“Thank you for having us over for dinner. Noah loves hanging out with Angel.”
“She’d love to have him over for a sleepover sometime. He could stay in your old room,” Jillian says.
Angel runs up to Jo, “Did you get to see my room? It’s all Star Wars!”
Noah stands beside her. “That’s cool, Angel, but you should see my room in my new house! It’s The Spurs.and The Cowboys, and I have two guitars!”

Joanna looks at her son, and her lips form into a half-smile. She notices the lack of light in his eyes, and how the the boy seems only half-engaged in everything he does. His therapist says it’s a natural reaction to emotional trauma, but Jo fears it may be a permanent side effect of chronic childhood disappointment.

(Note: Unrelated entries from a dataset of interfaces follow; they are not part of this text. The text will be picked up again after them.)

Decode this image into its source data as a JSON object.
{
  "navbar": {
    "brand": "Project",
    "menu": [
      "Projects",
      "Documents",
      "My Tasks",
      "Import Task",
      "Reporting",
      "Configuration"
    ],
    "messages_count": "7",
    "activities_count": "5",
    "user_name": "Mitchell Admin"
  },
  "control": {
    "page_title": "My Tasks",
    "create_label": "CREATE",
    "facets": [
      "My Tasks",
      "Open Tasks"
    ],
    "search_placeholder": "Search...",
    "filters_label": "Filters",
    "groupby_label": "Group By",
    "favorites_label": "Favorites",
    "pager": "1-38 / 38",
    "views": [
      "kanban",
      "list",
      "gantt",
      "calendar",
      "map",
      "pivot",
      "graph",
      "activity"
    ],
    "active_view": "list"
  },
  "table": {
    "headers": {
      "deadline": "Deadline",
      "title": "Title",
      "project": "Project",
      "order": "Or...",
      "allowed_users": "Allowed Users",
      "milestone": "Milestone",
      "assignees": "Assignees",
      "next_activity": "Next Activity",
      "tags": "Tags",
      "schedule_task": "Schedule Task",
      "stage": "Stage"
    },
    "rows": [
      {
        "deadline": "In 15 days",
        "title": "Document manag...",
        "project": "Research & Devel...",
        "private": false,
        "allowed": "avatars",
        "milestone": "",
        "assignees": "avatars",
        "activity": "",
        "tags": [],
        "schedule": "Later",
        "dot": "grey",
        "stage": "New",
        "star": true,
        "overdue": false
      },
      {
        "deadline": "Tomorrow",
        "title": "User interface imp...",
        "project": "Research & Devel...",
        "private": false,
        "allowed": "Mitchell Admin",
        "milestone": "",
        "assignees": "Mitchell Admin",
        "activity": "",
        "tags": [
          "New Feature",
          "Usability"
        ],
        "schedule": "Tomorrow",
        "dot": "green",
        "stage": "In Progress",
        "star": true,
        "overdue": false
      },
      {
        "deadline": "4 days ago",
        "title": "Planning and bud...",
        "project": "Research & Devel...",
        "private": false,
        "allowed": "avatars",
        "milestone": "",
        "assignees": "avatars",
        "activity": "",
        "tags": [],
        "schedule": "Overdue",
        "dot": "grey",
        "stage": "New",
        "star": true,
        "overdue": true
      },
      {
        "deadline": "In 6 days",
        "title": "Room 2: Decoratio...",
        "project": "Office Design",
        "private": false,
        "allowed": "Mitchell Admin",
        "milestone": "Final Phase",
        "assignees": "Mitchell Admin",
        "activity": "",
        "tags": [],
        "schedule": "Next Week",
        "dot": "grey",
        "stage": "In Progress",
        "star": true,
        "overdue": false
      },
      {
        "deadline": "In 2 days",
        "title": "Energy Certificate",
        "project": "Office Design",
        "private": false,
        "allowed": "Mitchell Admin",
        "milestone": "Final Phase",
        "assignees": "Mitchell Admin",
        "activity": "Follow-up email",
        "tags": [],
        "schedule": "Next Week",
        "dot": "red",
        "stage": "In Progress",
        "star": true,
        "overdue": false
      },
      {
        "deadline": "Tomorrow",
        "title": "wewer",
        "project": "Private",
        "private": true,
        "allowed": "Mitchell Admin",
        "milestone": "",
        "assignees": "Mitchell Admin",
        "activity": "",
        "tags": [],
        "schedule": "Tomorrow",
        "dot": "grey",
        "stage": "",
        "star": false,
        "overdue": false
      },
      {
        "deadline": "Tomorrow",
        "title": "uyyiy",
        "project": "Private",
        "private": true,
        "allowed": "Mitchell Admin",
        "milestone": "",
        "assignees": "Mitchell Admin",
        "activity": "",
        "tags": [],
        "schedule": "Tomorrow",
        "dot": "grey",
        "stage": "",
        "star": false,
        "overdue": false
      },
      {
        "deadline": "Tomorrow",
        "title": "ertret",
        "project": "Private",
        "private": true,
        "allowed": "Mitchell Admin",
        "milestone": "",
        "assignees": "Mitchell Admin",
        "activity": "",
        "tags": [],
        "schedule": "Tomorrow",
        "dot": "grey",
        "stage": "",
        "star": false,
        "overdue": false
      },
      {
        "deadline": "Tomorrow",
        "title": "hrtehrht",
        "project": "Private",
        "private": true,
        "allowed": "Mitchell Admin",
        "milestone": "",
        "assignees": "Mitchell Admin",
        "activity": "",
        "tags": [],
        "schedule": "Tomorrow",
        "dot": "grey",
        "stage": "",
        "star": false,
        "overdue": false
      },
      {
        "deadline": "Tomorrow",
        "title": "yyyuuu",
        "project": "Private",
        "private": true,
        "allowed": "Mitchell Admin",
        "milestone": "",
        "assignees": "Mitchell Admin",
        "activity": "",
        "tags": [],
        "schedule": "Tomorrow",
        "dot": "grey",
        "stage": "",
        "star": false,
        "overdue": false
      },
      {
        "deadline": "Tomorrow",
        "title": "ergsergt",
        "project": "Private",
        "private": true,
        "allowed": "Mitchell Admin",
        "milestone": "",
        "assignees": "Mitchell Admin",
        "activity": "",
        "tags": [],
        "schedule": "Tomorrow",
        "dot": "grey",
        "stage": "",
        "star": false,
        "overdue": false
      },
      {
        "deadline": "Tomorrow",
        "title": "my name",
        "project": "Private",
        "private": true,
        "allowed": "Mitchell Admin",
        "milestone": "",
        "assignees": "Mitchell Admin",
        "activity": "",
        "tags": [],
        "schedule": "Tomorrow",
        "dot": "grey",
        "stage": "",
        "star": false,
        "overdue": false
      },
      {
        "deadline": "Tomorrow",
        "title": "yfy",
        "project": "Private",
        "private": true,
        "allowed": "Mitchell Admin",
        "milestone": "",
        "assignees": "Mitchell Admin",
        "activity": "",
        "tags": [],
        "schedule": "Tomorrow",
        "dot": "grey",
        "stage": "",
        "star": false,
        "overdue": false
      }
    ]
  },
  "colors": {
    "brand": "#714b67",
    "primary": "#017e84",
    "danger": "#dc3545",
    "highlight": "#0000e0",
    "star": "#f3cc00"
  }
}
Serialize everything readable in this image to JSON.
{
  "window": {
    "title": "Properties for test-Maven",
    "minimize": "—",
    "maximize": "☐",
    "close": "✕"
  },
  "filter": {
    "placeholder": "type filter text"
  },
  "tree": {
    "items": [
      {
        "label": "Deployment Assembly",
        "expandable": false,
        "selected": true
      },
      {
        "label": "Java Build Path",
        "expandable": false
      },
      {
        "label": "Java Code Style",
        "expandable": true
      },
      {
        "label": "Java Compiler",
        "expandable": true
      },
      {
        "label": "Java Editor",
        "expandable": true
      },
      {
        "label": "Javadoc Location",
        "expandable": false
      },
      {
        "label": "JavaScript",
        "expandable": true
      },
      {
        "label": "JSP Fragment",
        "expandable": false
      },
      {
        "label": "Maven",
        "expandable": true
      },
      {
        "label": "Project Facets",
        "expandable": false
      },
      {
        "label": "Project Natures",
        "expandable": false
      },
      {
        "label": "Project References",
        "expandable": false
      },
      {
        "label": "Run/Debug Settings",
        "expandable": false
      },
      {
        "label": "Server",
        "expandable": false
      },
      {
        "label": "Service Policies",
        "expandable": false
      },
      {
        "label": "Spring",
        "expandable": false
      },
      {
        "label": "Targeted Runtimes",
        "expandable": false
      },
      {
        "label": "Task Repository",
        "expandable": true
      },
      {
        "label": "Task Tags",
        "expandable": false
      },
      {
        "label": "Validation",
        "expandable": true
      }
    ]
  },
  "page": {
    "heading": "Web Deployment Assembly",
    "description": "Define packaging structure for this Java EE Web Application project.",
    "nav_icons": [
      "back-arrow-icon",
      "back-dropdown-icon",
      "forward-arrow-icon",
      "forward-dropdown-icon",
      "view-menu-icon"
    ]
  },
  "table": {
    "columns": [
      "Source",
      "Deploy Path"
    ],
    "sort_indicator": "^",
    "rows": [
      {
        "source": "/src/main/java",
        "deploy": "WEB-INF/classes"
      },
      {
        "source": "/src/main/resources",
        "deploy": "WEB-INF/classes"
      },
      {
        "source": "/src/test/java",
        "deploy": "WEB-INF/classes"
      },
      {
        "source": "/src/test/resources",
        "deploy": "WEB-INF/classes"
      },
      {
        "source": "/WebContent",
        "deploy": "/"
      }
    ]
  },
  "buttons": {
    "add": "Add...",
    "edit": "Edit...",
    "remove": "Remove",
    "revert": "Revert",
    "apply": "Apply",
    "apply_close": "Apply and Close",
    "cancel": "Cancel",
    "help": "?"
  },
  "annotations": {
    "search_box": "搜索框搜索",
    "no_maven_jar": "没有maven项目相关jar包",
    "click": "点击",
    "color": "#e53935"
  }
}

“Namaste, Jo! Don’t forget to breathe! I miss our yoga!” Angel shouts as she runs away.

Jo stares after her. Angel’s spirit and imagination are without limit. That little girl should never be confined by any form of closet. Maybe she’ll be resilient to the after-effects of the kidnapping that are sure to pop up down the line. Joanna takes a deep breath and tells herself it’s all going to turn out fine. She sips from her wine glass and almost believes it will be.

About the Author:

Jessica Milam is a teacher and substance abuse counselor residing in North Texas. Her work has been published in Every Day Fiction and She holds a master’s degree in school psychology from Trinity University and is a lover of the outdoors, literature, live music, and wine.